As the final tornado in this timeline was touching down at Fort Leonard Wood, things became interesting when the situation seemed to transition into a significant straight-line wind damage event that was around 50 miles long! Storm survey crews say this destructive swath of wind started in far southeastern Laclede County. It then continued across northern Texas County, southern Pulaski County, southern Phelps County, western Dent County, and ended in central Dent County. Reports say areas of large trees were uprooted or snapped off. Utility lines and poles were blown down or hit by falling trees aloMay 27, 2017 Missouri Straight Line Windsng most of this event’s path. The hardest hit areas with more concentrated damage, including structural damage, were the communities of Edger Springs, Salem, and along portions of Highway 17. Both communities experienced minor to major damage to homes, businesses, and outbuildings. In one instance, the metal roof and main structure of a church gym in Salem was crushed downward which indicated a downburst wind up to nearly 100 m.p.h. Reports of vehicle, roof, and window damage were numerous across these communities. Some rural communities such as north of Evening Shade, Palace, Big Piney, and along Highway H sustained some structural damage with numerous trees falling on vehicles and roofs. Several outbuildings were severely damaged or destroyed. Some additional highways like Highway 63, Highway C, Highway DD, Highway 72, Highway 68, Highway 19, and Highway 32 were impacted by these intense straight line winds. Servey crews say that based on the damage from this event, wind speeds of 80 to 95 miles per hour were common along with several areas of downburst winds that possibly reached up to 100 m.p.h.
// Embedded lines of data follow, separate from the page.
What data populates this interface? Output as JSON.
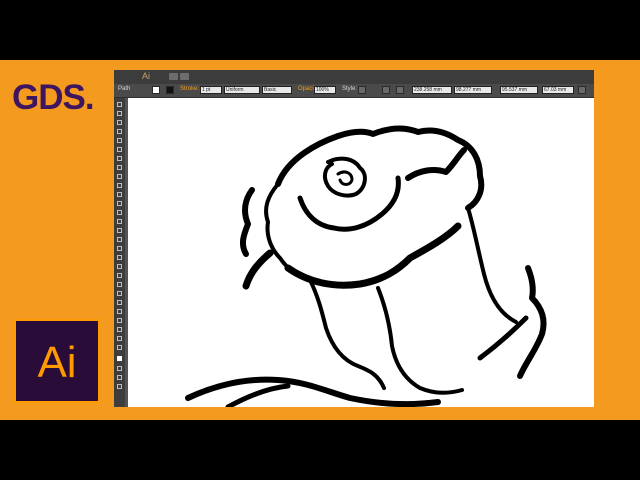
{
  "branding": {
    "gds_logo": "GDS.",
    "app_logo": "Ai"
  },
  "app": {
    "name": "Ai",
    "selection_label": "Path"
  },
  "control_bar": {
    "stroke_label": "Stroke:",
    "stroke_weight": "1 pt",
    "profile": "Uniform",
    "brush": "Basic",
    "opacity_label": "Opacity:",
    "opacity_value": "100%",
    "style_label": "Style:",
    "x_value": "238.258 mm",
    "y_value": "98.277 mm",
    "w_value": "95.537 mm",
    "h_value": "67.03 mm"
  },
  "colors": {
    "background_band": "#000000",
    "orange": "#f39a1f",
    "logo_purple": "#3e1660",
    "ai_bg": "#2a0c38",
    "ai_text": "#ff9a00",
    "ui_dark": "#535353"
  },
  "icons": {
    "tools": [
      "selection-tool",
      "direct-selection-tool",
      "magic-wand-tool",
      "lasso-tool",
      "pen-tool",
      "type-tool",
      "line-tool",
      "rectangle-tool",
      "paintbrush-tool",
      "pencil-tool",
      "blob-brush-tool",
      "eraser-tool",
      "rotate-tool",
      "scale-tool",
      "width-tool",
      "free-transform-tool",
      "shape-builder-tool",
      "perspective-grid-tool",
      "mesh-tool",
      "gradient-tool",
      "eyedropper-tool",
      "blend-tool",
      "symbol-sprayer-tool",
      "column-graph-tool",
      "artboard-tool",
      "slice-tool",
      "hand-tool",
      "zoom-tool",
      "fill-stroke-swatch",
      "swap-colors",
      "draw-mode",
      "screen-mode"
    ]
  }
}
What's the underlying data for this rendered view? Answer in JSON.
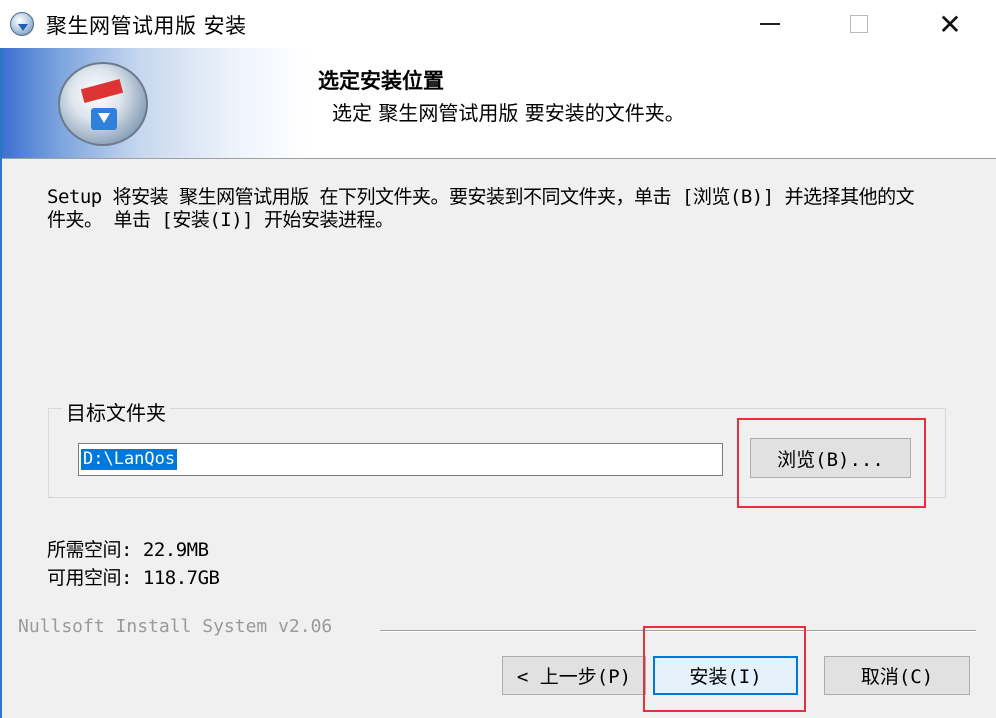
{
  "window": {
    "title": "聚生网管试用版 安装"
  },
  "header": {
    "title": "选定安装位置",
    "subtitle": "选定 聚生网管试用版 要安装的文件夹。"
  },
  "body": {
    "description": "Setup 将安装 聚生网管试用版 在下列文件夹。要安装到不同文件夹，单击 [浏览(B)] 并选择其他的文件夹。 单击 [安装(I)] 开始安装进程。",
    "destination_group_label": "目标文件夹",
    "destination_path": "D:\\LanQos",
    "browse_label": "浏览(B)...",
    "space_required": "所需空间: 22.9MB",
    "space_available": "可用空间: 118.7GB"
  },
  "footer": {
    "branding": "Nullsoft Install System v2.06",
    "back_label": "< 上一步(P)",
    "install_label": "安装(I)",
    "cancel_label": "取消(C)"
  },
  "colors": {
    "highlight": "#e5323a",
    "selection": "#0078d7",
    "dialog_bg": "#f0f0f0"
  },
  "icons": [
    "installer-app-icon",
    "minimize-icon",
    "maximize-icon",
    "close-icon",
    "installer-disc-icon"
  ]
}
Forecasters with the National Weather Service Forecast Office in Springfield say this severe weather outbreak was the result of extreme amounts of instability in the atmosphere combined with strong wind shear which created a volatile atmosphere. The results were the multiple thunderstorm line segments which produced the spin-up tornadoes and the destructive straight-line winds. Additionally, supercell thunderstorms also developed and were responsible for the very large hail. There were numerous reports of hail between 1 and 2 inches in diameter throughout our County Warning Area with one report of injuries near Carthage, Missouri due to the hail shattering a vehicle’s windshield. Meanwhile, just north of our C.W.A. in Adrian, Missouri, there were reports of grapefruit-sized hail which caused significant damage!

May 27, 2017 Missouri Deadly Torrential RainAs the storms congealed into a west-to-east oriented line, torrential rainfall resulted in deadly flash flooding. Forecasters say the heaviest rainfall occurred in the Branson, Missouri area where 3 to 6 inches of rain fell in about a three hour stretch. This resulted in significant flash flooding of local creeks including Fall Creek, Cooper Creek, and Roark Creek. Multiple businesses and the Branson Campground were flooded as these creeks rose out of their banks. Several water rescues were conducted near these creeks as water rose quickly. Fall Creek reportedly rose as much as 14 feet in just 15 minutes! Sadly three people in Branson, Missouri died after their vehicle was swept away at a low water crossing along Fall Creek Road.

For details about this deadly severe weather outbreak including tornado track maps, please click here.